Saracens are the top scorers in the competition with 273 points and are tied for Leinster for the most tries scored (32), with the Premiership club’s success based around their powerful ball-carrying forwards and an ability to put their opponents under unrelenting pressure.
“We need to understand the threats that Saracens pose and they’re so different to the threats that we had in our semi-final against Toulouse because they’re at complete opposite ends of the spectrum,” Cullen added.
“Toulouse are built on all-out attack in many ways whereas Saracens are built on all-out defence and pressure. That’s not to say that one is right and one is wrong but that’s just the way the teams are set up.
“The challenge is very different and we need to understand what the threat of this team is that we’re playing, just like every other week that we play.”
Right environment key to winning titles

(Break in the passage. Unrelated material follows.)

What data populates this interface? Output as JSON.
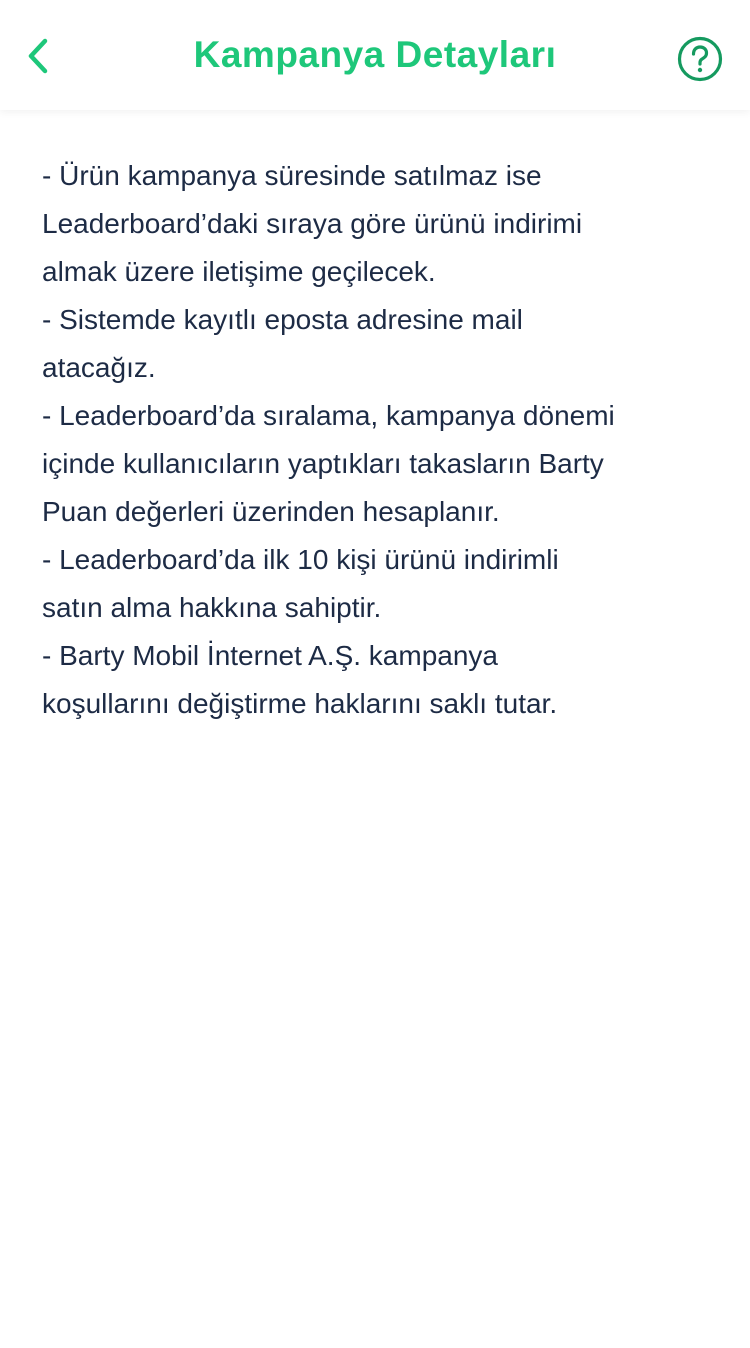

Leinster have had a week off to rest their squad after booking a place in the Pro14 semi-finals and Ireland hooker Sean Cronin is the main fitness concern for the province after a recent calf injury, while flanker Rhys Ruddock is expected to return from a concussion.
Scrum-half Jamison Gibson-Park is unlikely to be risked following a recent hamstring strain, which should mean a place among the substitutes for academy player Hugh O’Sullivan on Saturday.
Cullen, who was promoted to Leinster head coach in 2015, has played a role in all four of their European Cup victories and could become the first man to win back-to-back titles as both a player and a coach on Saturday.
The former second row, who has recruited the likes of Stuart Lancaster and Felipe Contepomi to his coaching team, has placed an emphasis on creating a winning environment for his players as they attempt to add a fifth gold star above the crest on their jerseys.
“It’s important to make sure that we’re more focused on enjoying what we do every day because if we’re enjoying it then it’s easier to rock in for work and put in the physical commitment that is required and the mental application to go about doing your job well,” Cullen said.
“Then it’s just enjoying the process of hanging out with other people that are very like minded and enjoy doing the same because then everyone gets that buy-in and lots of great things can happen on the field.
“That’s the more important thing for me. The stars [on the jersey] are just the outcome of lots of very, very hard work to get you to that point. I guess once you have them you can’t take them away, not to get too cliched about it but that is an important element to it.”